Instructions to follow: Leave out the images and set down the records below exactly.

(Data records for software interfaces)
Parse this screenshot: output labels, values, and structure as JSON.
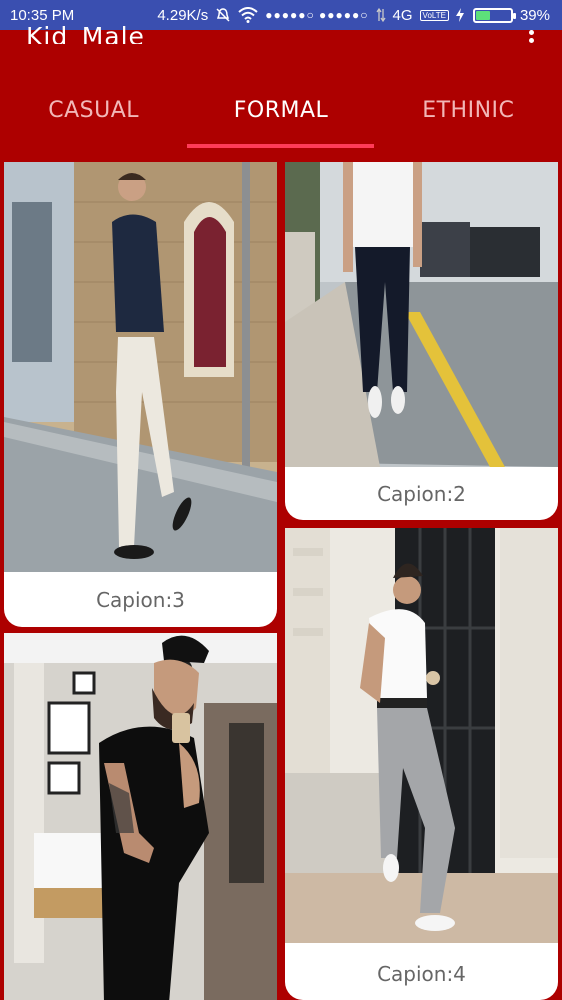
{
  "status_bar": {
    "time": "10:35 PM",
    "speed": "4.29K/s",
    "network": "4G",
    "volte": "VoLTE",
    "battery": "39%",
    "battery_level": 0.39,
    "signal_dots": "●●●●●○ ●●●●●○"
  },
  "app": {
    "title": "Kid_Male"
  },
  "tabs": [
    {
      "label": "CASUAL",
      "active": false
    },
    {
      "label": "FORMAL",
      "active": true
    },
    {
      "label": "ETHINIC",
      "active": false
    }
  ],
  "cards": [
    {
      "caption": "Capion:3",
      "photo": "man in dark shirt and white trousers on street"
    },
    {
      "caption": "Capion:2",
      "photo": "man in white tee and dark jeans walking"
    },
    {
      "caption": "",
      "photo": "man taking mirror selfie in bedroom"
    },
    {
      "caption": "Capion:4",
      "photo": "man in white shirt leaning on wall"
    }
  ],
  "colors": {
    "primary": "#ad0000",
    "status_bar": "#3a4fb0",
    "tab_indicator": "#ff3b58"
  }
}
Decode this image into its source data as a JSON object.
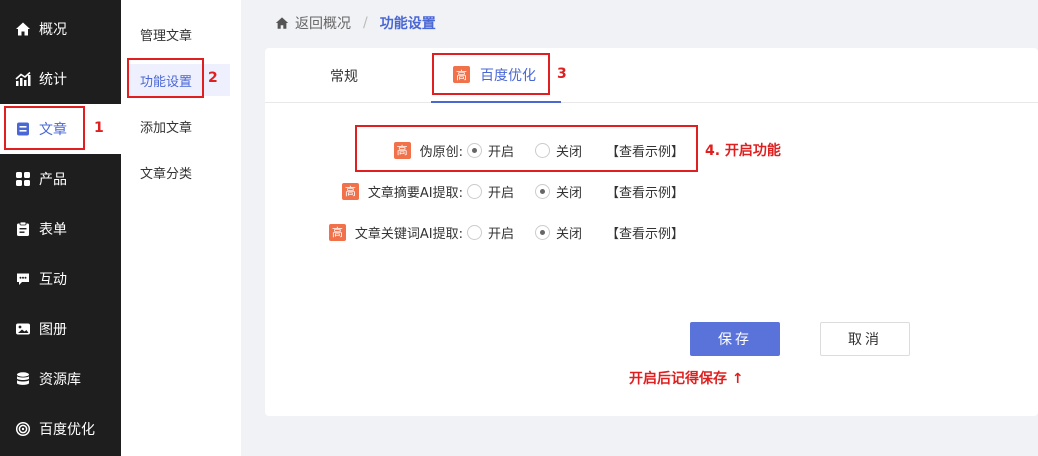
{
  "sidebar": {
    "items": [
      {
        "label": "概况",
        "icon": "home-icon"
      },
      {
        "label": "统计",
        "icon": "chart-icon"
      },
      {
        "label": "文章",
        "icon": "article-icon"
      },
      {
        "label": "产品",
        "icon": "grid-icon"
      },
      {
        "label": "表单",
        "icon": "clipboard-icon"
      },
      {
        "label": "互动",
        "icon": "chat-icon"
      },
      {
        "label": "图册",
        "icon": "image-icon"
      },
      {
        "label": "资源库",
        "icon": "database-icon"
      },
      {
        "label": "百度优化",
        "icon": "target-icon"
      }
    ]
  },
  "submenu": {
    "items": [
      {
        "label": "管理文章"
      },
      {
        "label": "功能设置"
      },
      {
        "label": "添加文章"
      },
      {
        "label": "文章分类"
      }
    ]
  },
  "breadcrumb": {
    "back": "返回概况",
    "separator": "/",
    "current": "功能设置"
  },
  "tabs": [
    {
      "label": "常规"
    },
    {
      "label": "百度优化",
      "badge": "高"
    }
  ],
  "settings": [
    {
      "badge": "高",
      "label": "伪原创:",
      "on": "开启",
      "off": "关闭",
      "selected": "on",
      "example": "【查看示例】"
    },
    {
      "badge": "高",
      "label": "文章摘要AI提取:",
      "on": "开启",
      "off": "关闭",
      "selected": "off",
      "example": "【查看示例】"
    },
    {
      "badge": "高",
      "label": "文章关键词AI提取:",
      "on": "开启",
      "off": "关闭",
      "selected": "off",
      "example": "【查看示例】"
    }
  ],
  "buttons": {
    "save": "保存",
    "cancel": "取消"
  },
  "annotations": {
    "n1": "1",
    "n2": "2",
    "n3": "3",
    "n4": "4. 开启功能",
    "reminder": "开启后记得保存 ↑"
  },
  "colors": {
    "accent": "#4a67d6",
    "badge": "#f0714a",
    "annotation": "#e02020",
    "sidebar_bg": "#1e1e1e"
  }
}
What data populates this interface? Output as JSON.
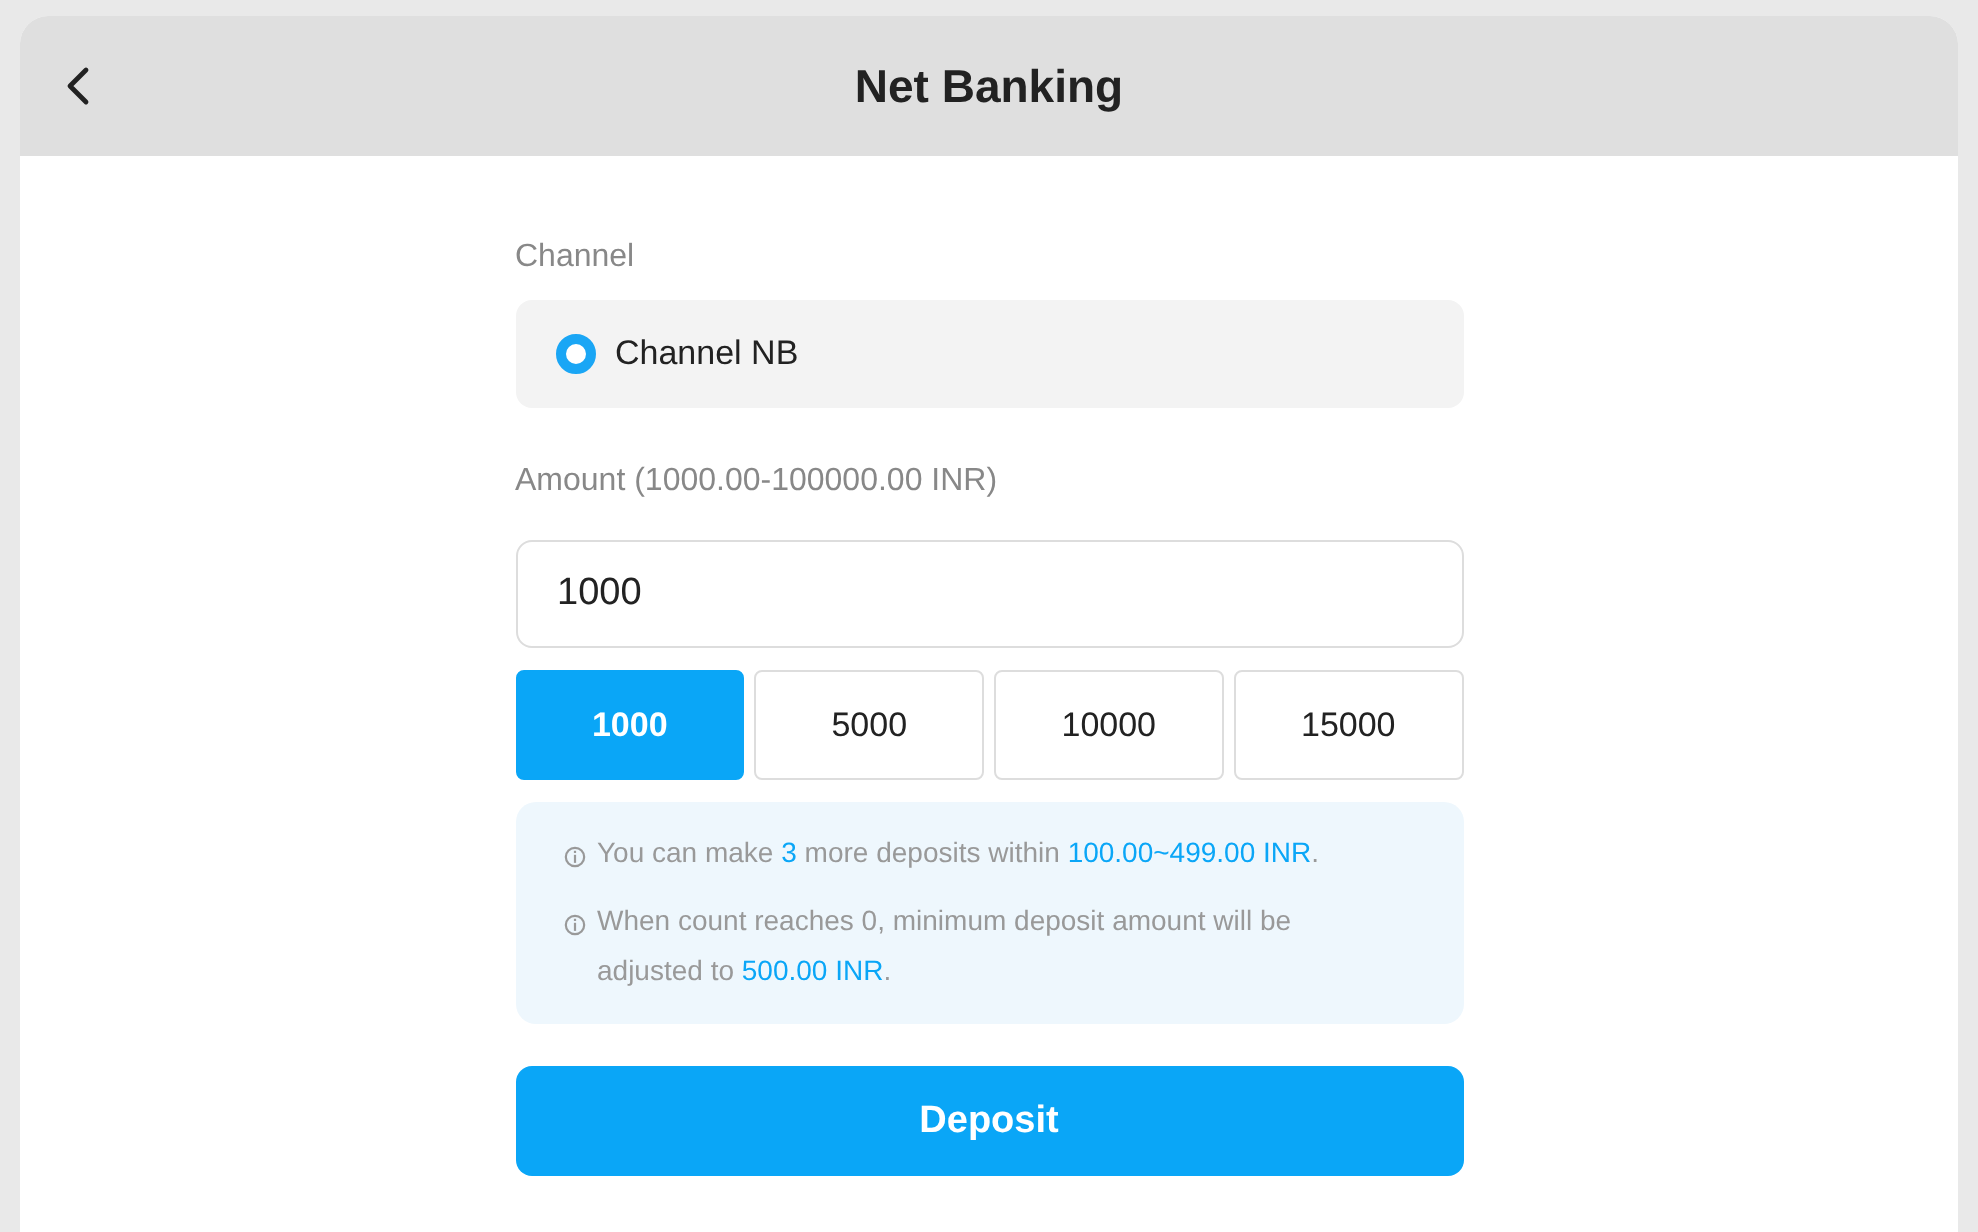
{
  "header": {
    "title": "Net Banking"
  },
  "channel": {
    "label": "Channel",
    "options": [
      {
        "label": "Channel NB",
        "selected": true
      }
    ]
  },
  "amount": {
    "label": "Amount (1000.00-100000.00 INR)",
    "value": "1000",
    "presets": [
      {
        "label": "1000",
        "selected": true
      },
      {
        "label": "5000",
        "selected": false
      },
      {
        "label": "10000",
        "selected": false
      },
      {
        "label": "15000",
        "selected": false
      }
    ]
  },
  "notices": [
    "You can make **3** more deposits within **100.00~499.00 INR**.",
    "When count reaches 0, minimum deposit amount will be adjusted to **500.00 INR**."
  ],
  "deposit_button": "Deposit"
}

Response to the task:
Parse this screenshot: output labels, values, and structure as JSON.
{
  "status_bar": {
    "time": "10:35 PM",
    "speed": "4.29K/s",
    "network": "4G",
    "volte": "VoLTE",
    "battery": "39%",
    "battery_level": 0.39,
    "signal_dots": "●●●●●○ ●●●●●○"
  },
  "app": {
    "title": "Kid_Male"
  },
  "tabs": [
    {
      "label": "CASUAL",
      "active": false
    },
    {
      "label": "FORMAL",
      "active": true
    },
    {
      "label": "ETHINIC",
      "active": false
    }
  ],
  "cards": [
    {
      "caption": "Capion:3",
      "photo": "man in dark shirt and white trousers on street"
    },
    {
      "caption": "Capion:2",
      "photo": "man in white tee and dark jeans walking"
    },
    {
      "caption": "",
      "photo": "man taking mirror selfie in bedroom"
    },
    {
      "caption": "Capion:4",
      "photo": "man in white shirt leaning on wall"
    }
  ],
  "colors": {
    "primary": "#ad0000",
    "status_bar": "#3a4fb0",
    "tab_indicator": "#ff3b58"
  }
}
Decode this image into its source data as a JSON object.
{
  "sidebar": {
    "items": [
      {
        "label": "概况",
        "icon": "home-icon"
      },
      {
        "label": "统计",
        "icon": "chart-icon"
      },
      {
        "label": "文章",
        "icon": "article-icon"
      },
      {
        "label": "产品",
        "icon": "grid-icon"
      },
      {
        "label": "表单",
        "icon": "clipboard-icon"
      },
      {
        "label": "互动",
        "icon": "chat-icon"
      },
      {
        "label": "图册",
        "icon": "image-icon"
      },
      {
        "label": "资源库",
        "icon": "database-icon"
      },
      {
        "label": "百度优化",
        "icon": "target-icon"
      }
    ]
  },
  "submenu": {
    "items": [
      {
        "label": "管理文章"
      },
      {
        "label": "功能设置"
      },
      {
        "label": "添加文章"
      },
      {
        "label": "文章分类"
      }
    ]
  },
  "breadcrumb": {
    "back": "返回概况",
    "separator": "/",
    "current": "功能设置"
  },
  "tabs": [
    {
      "label": "常规"
    },
    {
      "label": "百度优化",
      "badge": "高"
    }
  ],
  "settings": [
    {
      "badge": "高",
      "label": "伪原创:",
      "on": "开启",
      "off": "关闭",
      "selected": "on",
      "example": "【查看示例】"
    },
    {
      "badge": "高",
      "label": "文章摘要AI提取:",
      "on": "开启",
      "off": "关闭",
      "selected": "off",
      "example": "【查看示例】"
    },
    {
      "badge": "高",
      "label": "文章关键词AI提取:",
      "on": "开启",
      "off": "关闭",
      "selected": "off",
      "example": "【查看示例】"
    }
  ],
  "buttons": {
    "save": "保存",
    "cancel": "取消"
  },
  "annotations": {
    "n1": "1",
    "n2": "2",
    "n3": "3",
    "n4": "4. 开启功能",
    "reminder": "开启后记得保存 ↑"
  },
  "colors": {
    "accent": "#4a67d6",
    "badge": "#f0714a",
    "annotation": "#e02020",
    "sidebar_bg": "#1e1e1e"
  }
}
What data populates this interface? Output as JSON.
{
  "header": {
    "title": "Net Banking"
  },
  "channel": {
    "label": "Channel",
    "options": [
      {
        "label": "Channel NB",
        "selected": true
      }
    ]
  },
  "amount": {
    "label": "Amount (1000.00-100000.00 INR)",
    "value": "1000",
    "presets": [
      {
        "label": "1000",
        "selected": true
      },
      {
        "label": "5000",
        "selected": false
      },
      {
        "label": "10000",
        "selected": false
      },
      {
        "label": "15000",
        "selected": false
      }
    ]
  },
  "notices": [
    "You can make **3** more deposits within **100.00~499.00 INR**.",
    "When count reaches 0, minimum deposit amount will be adjusted to **500.00 INR**."
  ],
  "deposit_button": "Deposit"
}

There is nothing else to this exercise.